In today's turbulent economic climate, a lot of small and medium-sized enterprises (SMEs) may be exposed to fraud, as they desperately attempt to boost their cash flow and sales. Businesses can minimise their exposure to fraudulent activities if they exercise vigilance and adhere to established standard practices.
According to Nick Robinson, national leader of forensic and dispute services at Deloitte China, there has been an increase in fraud and corruption cases - particularly involving SMEs - aggravated by the economic downturn.
'People are under pressure in a recessionary environment where shortages of cash and funds have driven organisations to move into more questionable areas of financing and funding,' he said.
Although fraud can occur in any industry, at any time and at every level within an organisation, Mr Robinson said that trading, export and supply sectors were more vulnerable to fraud because they relied on the business performance of other companies in the supply chain.
Deviating from standard business practices and internal controls to chase short-term gains could subject businesses to fraud, including employee fraud, according to Chris Lau, deputy president of CPA Australia Hong Kong China division.
Mr Robinson said employee fraud or management fraud could happen at all levels and were triggered by a combination of factors involving cash flow, rationalisation and opportunity.
'The opportunity emerges when a supply chain gets longer and supervision decreases. People will deviate from standard practices when they find themselves in a situation where they could be losing their jobs or when they are around people involved in this type of activity. This makes it easier for employees to rationalise this type of illegal activity,' he said, advising SME owners to look at the risk of fraud and corruption, and manage the risk with integrity.
'Business owners must be cautious about who they do business with, who their joint venture partners are and who their business contacts are within the environment. In a bribery case, people won't pay bribes with their own money, but they will use their company's money. There will be a link between the bribe or corrupt payment and a fraud, or the creation of funds within the company to facilitate the bribe payment.'
Mr Lau advises companies to consider using police and other reference checks on all new employees to prevent employee fraud. It is also essential to implement internal controls, such as splitting the roles of counting money in the till and operating the till, to minimise the level of fraudulent activities such as embezzlement and forging documents.
Other questionable practices that businesses should look out for include the exploitation of non-traditional sources of finance. Companies should also perform credit checks on potential customers, verify who the potential customer is and who is behind that business, impose credit limits or use a letter of credit if exporting is involved. To avoid paying for goods that are never delivered, companies can implement financial delegation controls to manage staff purchases and conduct reference checks on potential suppliers.

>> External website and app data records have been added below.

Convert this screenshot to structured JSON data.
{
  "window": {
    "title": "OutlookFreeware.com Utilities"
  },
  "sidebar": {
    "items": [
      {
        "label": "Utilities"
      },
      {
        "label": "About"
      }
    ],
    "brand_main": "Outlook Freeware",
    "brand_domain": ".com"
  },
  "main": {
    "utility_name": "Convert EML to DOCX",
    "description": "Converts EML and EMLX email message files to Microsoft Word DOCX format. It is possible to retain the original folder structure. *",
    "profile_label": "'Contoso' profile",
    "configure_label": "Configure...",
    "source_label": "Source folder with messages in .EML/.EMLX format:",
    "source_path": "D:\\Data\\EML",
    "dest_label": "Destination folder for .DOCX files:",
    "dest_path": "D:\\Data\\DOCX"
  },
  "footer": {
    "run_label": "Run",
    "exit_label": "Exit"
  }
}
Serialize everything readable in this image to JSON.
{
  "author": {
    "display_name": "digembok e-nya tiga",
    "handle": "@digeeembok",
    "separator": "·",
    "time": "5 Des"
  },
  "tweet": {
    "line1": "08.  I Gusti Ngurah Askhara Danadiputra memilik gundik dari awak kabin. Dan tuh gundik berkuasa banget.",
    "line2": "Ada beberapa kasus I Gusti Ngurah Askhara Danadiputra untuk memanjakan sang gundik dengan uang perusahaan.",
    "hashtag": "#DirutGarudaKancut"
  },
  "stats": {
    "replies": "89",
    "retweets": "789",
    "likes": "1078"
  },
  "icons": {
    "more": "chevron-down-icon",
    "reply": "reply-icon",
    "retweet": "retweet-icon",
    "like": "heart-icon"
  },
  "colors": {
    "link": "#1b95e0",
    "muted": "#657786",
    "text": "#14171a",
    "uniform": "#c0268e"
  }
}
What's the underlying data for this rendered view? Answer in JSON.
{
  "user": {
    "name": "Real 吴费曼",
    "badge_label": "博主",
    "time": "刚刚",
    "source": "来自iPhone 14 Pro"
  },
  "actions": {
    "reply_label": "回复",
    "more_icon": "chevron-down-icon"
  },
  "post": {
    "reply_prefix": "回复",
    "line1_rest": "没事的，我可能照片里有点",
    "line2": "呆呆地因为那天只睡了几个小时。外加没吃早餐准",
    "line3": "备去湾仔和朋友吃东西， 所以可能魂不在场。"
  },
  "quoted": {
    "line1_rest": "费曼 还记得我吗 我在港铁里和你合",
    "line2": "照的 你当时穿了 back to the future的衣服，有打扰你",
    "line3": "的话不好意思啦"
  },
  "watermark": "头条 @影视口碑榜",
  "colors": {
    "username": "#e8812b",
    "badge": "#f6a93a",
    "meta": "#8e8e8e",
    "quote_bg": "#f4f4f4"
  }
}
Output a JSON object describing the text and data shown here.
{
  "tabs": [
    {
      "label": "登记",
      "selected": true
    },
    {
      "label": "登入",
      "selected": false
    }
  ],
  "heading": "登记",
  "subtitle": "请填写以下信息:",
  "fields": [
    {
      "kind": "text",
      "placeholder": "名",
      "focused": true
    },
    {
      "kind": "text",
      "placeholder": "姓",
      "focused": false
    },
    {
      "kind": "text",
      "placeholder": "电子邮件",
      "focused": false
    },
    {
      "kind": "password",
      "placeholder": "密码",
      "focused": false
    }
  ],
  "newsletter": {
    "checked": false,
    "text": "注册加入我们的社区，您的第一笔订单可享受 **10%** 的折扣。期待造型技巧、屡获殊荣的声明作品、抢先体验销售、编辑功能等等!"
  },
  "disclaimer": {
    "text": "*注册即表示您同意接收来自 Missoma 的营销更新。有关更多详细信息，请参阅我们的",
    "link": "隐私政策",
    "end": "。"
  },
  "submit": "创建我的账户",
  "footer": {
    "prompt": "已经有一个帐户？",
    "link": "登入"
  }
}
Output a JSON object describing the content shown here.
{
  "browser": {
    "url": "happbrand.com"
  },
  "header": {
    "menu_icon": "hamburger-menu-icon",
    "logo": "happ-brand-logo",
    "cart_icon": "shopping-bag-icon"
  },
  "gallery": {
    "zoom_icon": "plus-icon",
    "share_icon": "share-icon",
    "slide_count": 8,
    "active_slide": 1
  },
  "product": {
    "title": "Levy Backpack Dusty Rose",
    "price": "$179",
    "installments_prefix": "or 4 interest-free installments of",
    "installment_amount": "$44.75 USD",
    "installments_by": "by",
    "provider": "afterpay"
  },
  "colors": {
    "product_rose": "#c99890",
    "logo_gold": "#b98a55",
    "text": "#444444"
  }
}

According to Mr Robinson, any fraud or corruption damages the reputation of an organisation, so it is worth the effort for SMEs to protect their reputations by resorting to risk mitigation.